We started our event at 8:30 am. I liked the open area we ran into at the start because it helped everyone spread out into our paces. Trail races were you get boxed in at the start are the absolute worst because there's basically no way to recover. I made sure to run faster in the flat areas in order to gain a bit for the more technical part later on.
I ran as fast as I could without letting my fear of falling get to me. I think during trail races that's what holds me back mentally. I know I can run faster but fear tends to get to me. I did fall twice when my foot got caught up on some roots (nothing major though just a few minor scratches). I made sure to wear long pants for that reason.
The course was absolutely beautiful and not too technical either. We crossed a stream of about knee deep water, (they even warned us ahead of time) and that was the extent of how wet we got. I have to say the course was very well marked. They had arrows directing us along the right path. As someone who is directionally challenged, this was the most helpful. I did not feel the need to stop at the aid stations but they were very well stocked with waters, electrolyte drinks, pb&j sandwiches, cookies, candies, etc. This was mostly for the ultra runners but still very much appreciated. The volunteers were also friendly and helpful to direct us to the right path.

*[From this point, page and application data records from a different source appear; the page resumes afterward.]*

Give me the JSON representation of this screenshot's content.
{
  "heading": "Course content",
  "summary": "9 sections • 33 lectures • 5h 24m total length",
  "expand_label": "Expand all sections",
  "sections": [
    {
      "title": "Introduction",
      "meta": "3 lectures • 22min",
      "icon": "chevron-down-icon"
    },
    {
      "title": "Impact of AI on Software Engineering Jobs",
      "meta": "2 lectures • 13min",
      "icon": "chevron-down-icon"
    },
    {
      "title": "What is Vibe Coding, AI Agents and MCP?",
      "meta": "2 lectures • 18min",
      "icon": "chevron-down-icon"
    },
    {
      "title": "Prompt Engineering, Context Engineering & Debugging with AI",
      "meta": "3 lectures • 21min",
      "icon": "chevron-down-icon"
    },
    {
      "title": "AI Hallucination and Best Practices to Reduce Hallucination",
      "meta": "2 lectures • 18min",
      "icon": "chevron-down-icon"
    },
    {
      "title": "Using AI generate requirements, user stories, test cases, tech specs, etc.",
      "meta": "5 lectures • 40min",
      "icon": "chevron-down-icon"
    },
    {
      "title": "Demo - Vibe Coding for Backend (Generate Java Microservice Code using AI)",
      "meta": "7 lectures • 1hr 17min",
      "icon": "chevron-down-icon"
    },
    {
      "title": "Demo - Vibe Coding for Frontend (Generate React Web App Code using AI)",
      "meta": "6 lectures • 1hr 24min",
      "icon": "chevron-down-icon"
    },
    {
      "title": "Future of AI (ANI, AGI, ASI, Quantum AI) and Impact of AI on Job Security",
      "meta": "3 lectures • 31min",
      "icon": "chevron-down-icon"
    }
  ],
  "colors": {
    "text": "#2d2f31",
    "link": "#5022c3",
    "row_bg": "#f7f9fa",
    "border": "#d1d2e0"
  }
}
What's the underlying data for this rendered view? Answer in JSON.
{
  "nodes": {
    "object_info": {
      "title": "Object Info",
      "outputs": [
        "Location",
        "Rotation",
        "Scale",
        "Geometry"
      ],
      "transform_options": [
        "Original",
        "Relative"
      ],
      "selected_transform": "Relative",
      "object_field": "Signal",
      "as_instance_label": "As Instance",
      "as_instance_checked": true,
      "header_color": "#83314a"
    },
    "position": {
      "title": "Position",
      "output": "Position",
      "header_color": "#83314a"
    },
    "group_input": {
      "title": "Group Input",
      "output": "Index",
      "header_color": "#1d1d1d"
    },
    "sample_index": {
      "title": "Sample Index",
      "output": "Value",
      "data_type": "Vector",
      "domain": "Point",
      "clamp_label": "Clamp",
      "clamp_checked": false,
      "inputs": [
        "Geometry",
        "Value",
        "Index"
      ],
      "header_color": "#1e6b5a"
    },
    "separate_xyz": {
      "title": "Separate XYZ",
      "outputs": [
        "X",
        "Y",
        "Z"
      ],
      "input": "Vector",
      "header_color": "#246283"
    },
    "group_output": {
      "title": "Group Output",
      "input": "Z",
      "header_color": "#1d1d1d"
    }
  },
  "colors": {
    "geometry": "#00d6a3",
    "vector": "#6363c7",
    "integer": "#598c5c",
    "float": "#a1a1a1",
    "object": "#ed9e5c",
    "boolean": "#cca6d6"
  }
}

My watch beep at the end of the 7th mile and I thought I only had a little while to go when I still had another half a mile to run in the sand. I did maintain my footing here despite a few close calls.I only had checked my watch a few times during the race so I was not sure what to expect. I really felt like I was running slowly through quicksand haha. I saw the finishing clock was still under an hour and boy was I happy! I got my finisher medal and exchanged my shoe tag for a yummy margarita in a custom mason jar we got to keep. This race was so much fun! I have to run this next year for sure.
I felt like I did what I could at this race. I reached my time goal and felt pretty good after. I wasn't out of breath or anything. Trail races are so different for me it's more of a mental battle than physical. I need to push myself mentally harder and overcome my fears. It's bittersweet knowing you have so much more in the tank but can't overcome mental blocks. Now it's time for taking the summer off from races (not really 100% my choice there's not too many Florida summer races) and focus on my Hanson's Training plan to get faster (much faster) for the fall races.
Overall 8 out of 96
2nd Overall Female